There’s always some innovation going on somewhere that threatens to upend the entire game, and fundamental analysis won’t see it coming.
While this may (or may not) be true, I am not sure how any other method of analysis overcomes and accounts for this any better than a fundamental one does. In fact, I think fundamental analysis gives one a better, if not the best, chance relative to other methods of predicting the future (especially longer-term), which, let’s be honest, is what we’re all trying to do. Why? Because the advantage of proper (Key word) fundamental analysis is that it’s based upon a wide, stable foundation in factual research, utilizes a repeatable, robust process which allows us to account for a variety of future outcomes and events, (with which others may or may not agree) and quantify those things systematically to arrive at a valuation (range) based upon any and all knowledge which we care to obtain. Who has better odds of nailing a valuation? Someone who doesn’t understand – even at a high level – a firm’s technology, industry position, financial situation, strategy, etc, or someone who does, and incorporates that knowledge into their analysis? I think the answer there, especially over longer time periods, is pretty obvious, no? Other forms of analysis may work, too, but chances are fundamental works better, even when the full-blown work-up isn’t completed and/or is impossible to perform due to lack of historical data, lack of comps, or whatever.
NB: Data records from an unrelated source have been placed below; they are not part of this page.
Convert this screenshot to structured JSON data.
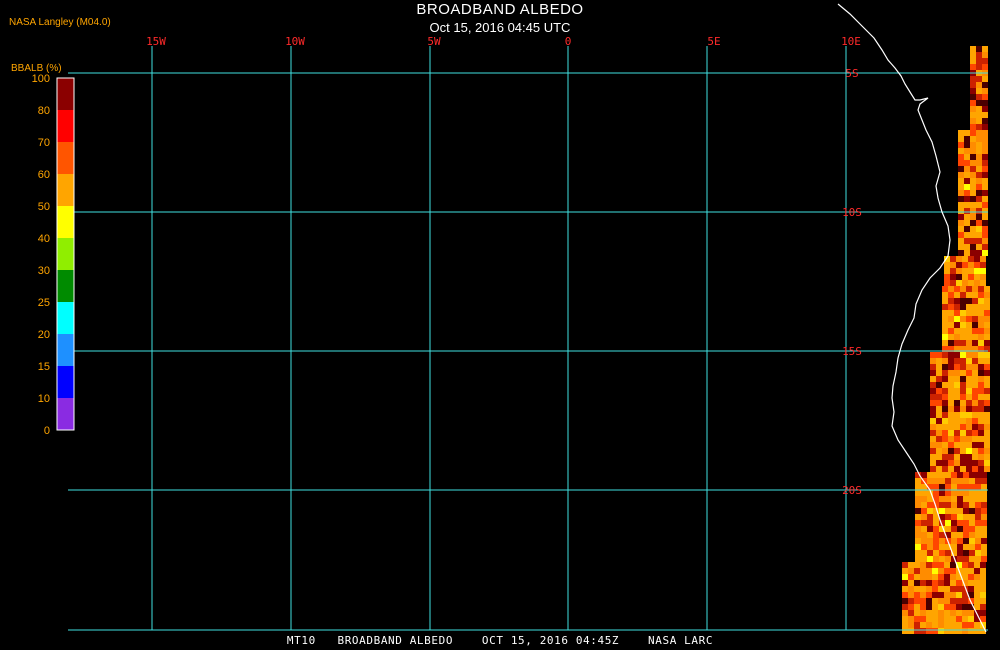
{
  "header": {
    "title": "BROADBAND ALBEDO",
    "subtitle": "Oct 15, 2016 04:45 UTC",
    "credit": "NASA Langley (M04.0)"
  },
  "footer": {
    "caption": "MT10   BROADBAND ALBEDO    OCT 15, 2016 04:45Z    NASA LARC"
  },
  "map": {
    "grid_color": "#40e0e0",
    "label_color": "#ff2a2a",
    "coast_color": "#ffffff",
    "lon_labels": [
      "15W",
      "10W",
      "5W",
      "0",
      "5E",
      "10E"
    ],
    "lat_labels": [
      "5S",
      "10S",
      "15S",
      "20S"
    ]
  },
  "colorbar": {
    "label": "BBALB (%)",
    "text_color": "#ffa500",
    "ticks": [
      "100",
      "80",
      "70",
      "60",
      "50",
      "40",
      "30",
      "25",
      "20",
      "15",
      "10",
      "0"
    ],
    "colors": [
      "#8b0000",
      "#ff0000",
      "#ff5500",
      "#ffa500",
      "#ffff00",
      "#90ee00",
      "#008b00",
      "#00ffff",
      "#1e90ff",
      "#0000ff",
      "#8a2be2"
    ]
  },
  "albedo_palette": [
    "#ffa500",
    "#ff8c00",
    "#ff4500",
    "#cc2200",
    "#8b0000",
    "#4a0000",
    "#ffcc00",
    "#ffff00"
  ]
}
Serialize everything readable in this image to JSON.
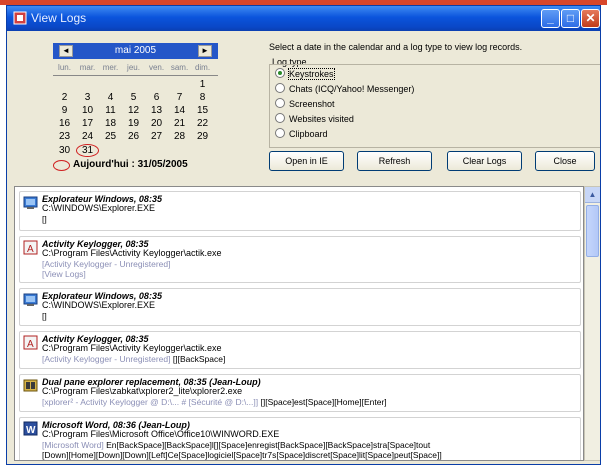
{
  "window": {
    "title": "View Logs"
  },
  "calendar": {
    "month_label": "mai 2005",
    "prev_label": "◄",
    "next_label": "►",
    "weekdays": [
      "lun.",
      "mar.",
      "mer.",
      "jeu.",
      "ven.",
      "sam.",
      "dim."
    ],
    "weeks": [
      [
        "",
        "",
        "",
        "",
        "",
        "",
        "1"
      ],
      [
        "2",
        "3",
        "4",
        "5",
        "6",
        "7",
        "8"
      ],
      [
        "9",
        "10",
        "11",
        "12",
        "13",
        "14",
        "15"
      ],
      [
        "16",
        "17",
        "18",
        "19",
        "20",
        "21",
        "22"
      ],
      [
        "23",
        "24",
        "25",
        "26",
        "27",
        "28",
        "29"
      ],
      [
        "30",
        "31",
        "",
        "",
        "",
        "",
        ""
      ]
    ],
    "today_label": "Aujourd'hui : 31/05/2005"
  },
  "instructions": "Select a date in the calendar and a log type to view log records.",
  "log_type": {
    "label": "Log type",
    "options": [
      "Keystrokes",
      "Chats (ICQ/Yahoo! Messenger)",
      "Screenshot",
      "Websites visited",
      "Clipboard"
    ],
    "selected": "Keystrokes"
  },
  "buttons": {
    "open": "Open in IE",
    "refresh": "Refresh",
    "clear": "Clear Logs",
    "close": "Close"
  },
  "entries": [
    {
      "icon": "explorer-icon",
      "title": "Explorateur Windows, 08:35",
      "path": "C:\\WINDOWS\\Explorer.EXE",
      "lines": [
        {
          "gray": "",
          "text": "[]"
        }
      ]
    },
    {
      "icon": "keylogger-icon",
      "title": "Activity Keylogger, 08:35",
      "path": "C:\\Program Files\\Activity Keylogger\\actik.exe",
      "lines": [
        {
          "gray": "[Activity Keylogger - Unregistered]",
          "text": ""
        },
        {
          "gray": "[View Logs]",
          "text": ""
        }
      ]
    },
    {
      "icon": "explorer-icon",
      "title": "Explorateur Windows, 08:35",
      "path": "C:\\WINDOWS\\Explorer.EXE",
      "lines": [
        {
          "gray": "",
          "text": "[]"
        }
      ]
    },
    {
      "icon": "keylogger-icon",
      "title": "Activity Keylogger, 08:35",
      "path": "C:\\Program Files\\Activity Keylogger\\actik.exe",
      "lines": [
        {
          "gray": "[Activity Keylogger - Unregistered]",
          "text": " [][BackSpace]"
        }
      ]
    },
    {
      "icon": "dual-pane-icon",
      "title": "Dual pane explorer replacement, 08:35 (Jean-Loup)",
      "path": "C:\\Program Files\\zabkat\\xplorer2_lite\\xplorer2.exe",
      "lines": [
        {
          "gray": "[xplorer² - Activity Keylogger @ D:\\... # [Sécurité @ D:\\...]]",
          "text": " [][Space]est[Space][Home][Enter]"
        }
      ]
    },
    {
      "icon": "word-icon",
      "title": "Microsoft Word, 08:36 (Jean-Loup)",
      "path": "C:\\Program Files\\Microsoft Office\\Office10\\WINWORD.EXE",
      "lines": [
        {
          "gray": "[Microsoft Word]",
          "text": " En[BackSpace][BackSpace]l[][Space]enregist[BackSpace][BackSpace]stra[Space]tout"
        },
        {
          "gray": "",
          "text": "[Down][Home][Down][Down][Left]Ce[Space]logiciel[Space]tr7s[Space]discret[Space]lit[Space]peut[Space]]"
        }
      ]
    }
  ],
  "colors": {
    "titlebar": "#0b54dc",
    "window_bg": "#ece9d8",
    "calendar_header": "#2456c8",
    "unregistered_text": "#8b8fb6"
  }
}
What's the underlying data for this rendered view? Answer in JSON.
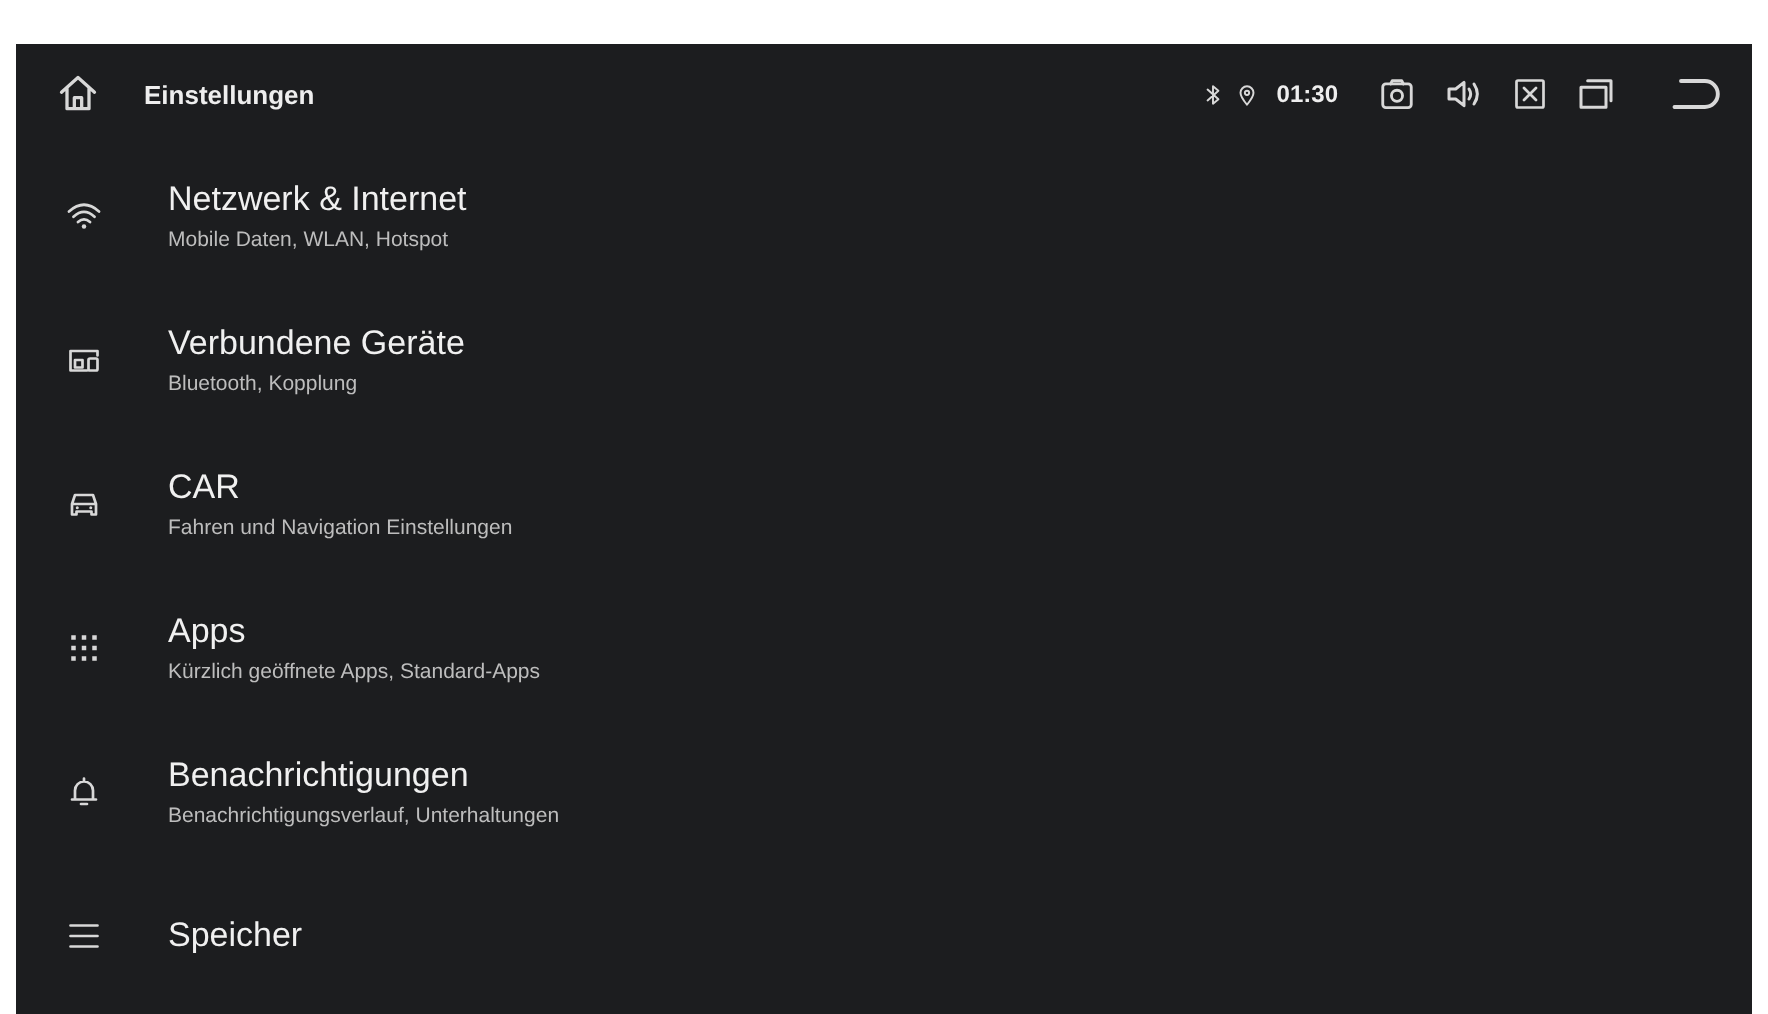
{
  "top_bar": {
    "title": "Einstellungen",
    "time": "01:30"
  },
  "settings": [
    {
      "kind": "wifi",
      "title": "Netzwerk & Internet",
      "subtitle": "Mobile Daten, WLAN, Hotspot"
    },
    {
      "kind": "devices",
      "title": "Verbundene Geräte",
      "subtitle": "Bluetooth, Kopplung"
    },
    {
      "kind": "car",
      "title": "CAR",
      "subtitle": "Fahren und Navigation Einstellungen"
    },
    {
      "kind": "apps",
      "title": "Apps",
      "subtitle": "Kürzlich geöffnete Apps, Standard-Apps"
    },
    {
      "kind": "bell",
      "title": "Benachrichtigungen",
      "subtitle": "Benachrichtigungsverlauf, Unterhaltungen"
    },
    {
      "kind": "storage",
      "title": "Speicher"
    }
  ]
}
To put it simply: Every method of analysis that attempts to predict the future (which is all of them) has it’s plusses and minuses, but to say we can’t use fundamental analysis in certain situations due to inherent limitations of the methodology is silly, at best, as I hope I’ve shown here. Fundamental analysis gives us the leeway to account for, develop, and quantify how we reasonably expect a business will fare under any number of circumstances, and what the value of that business is under each one of them. The only limit to fundamental analysis is the ability of the analyst to use the information available to him/her to develop reasonable assumptions and scenarios. If an analyst 20 years ago didn’t see digital revolutionizing the photography business (despite Eastman Kodak being a source of early digital photography testing in the early 1970′s), and Kodak’s strategy of sticking to film as an impediment down the road, the analyst failed, not the analytical methodology or model. We can say the same thing about tech-bubble Amazon; while it appeared massively overvalued at the time, that was because analysts had yet to realize the enormous disruptive potential and thus used growth rates that were far below those appropriate for such a firm, which had already demonstrated even then its disruptive nature. Saying fundamental analysis fails as a methodology to account for these things is a straw man argument, at best; the methodology didn’t fail, our ability to use available information to predict the future did. Is there any analytical methodology in use today that yields accurate predictions even when the user invariably fails to be clairvoyant?
None that I know of.
Rather than blaming any particular analytical approach, it’s far more effective to take a long, hard look in the mirror, because the fault most often lies not with the practice, itself, but rather with the practitioner.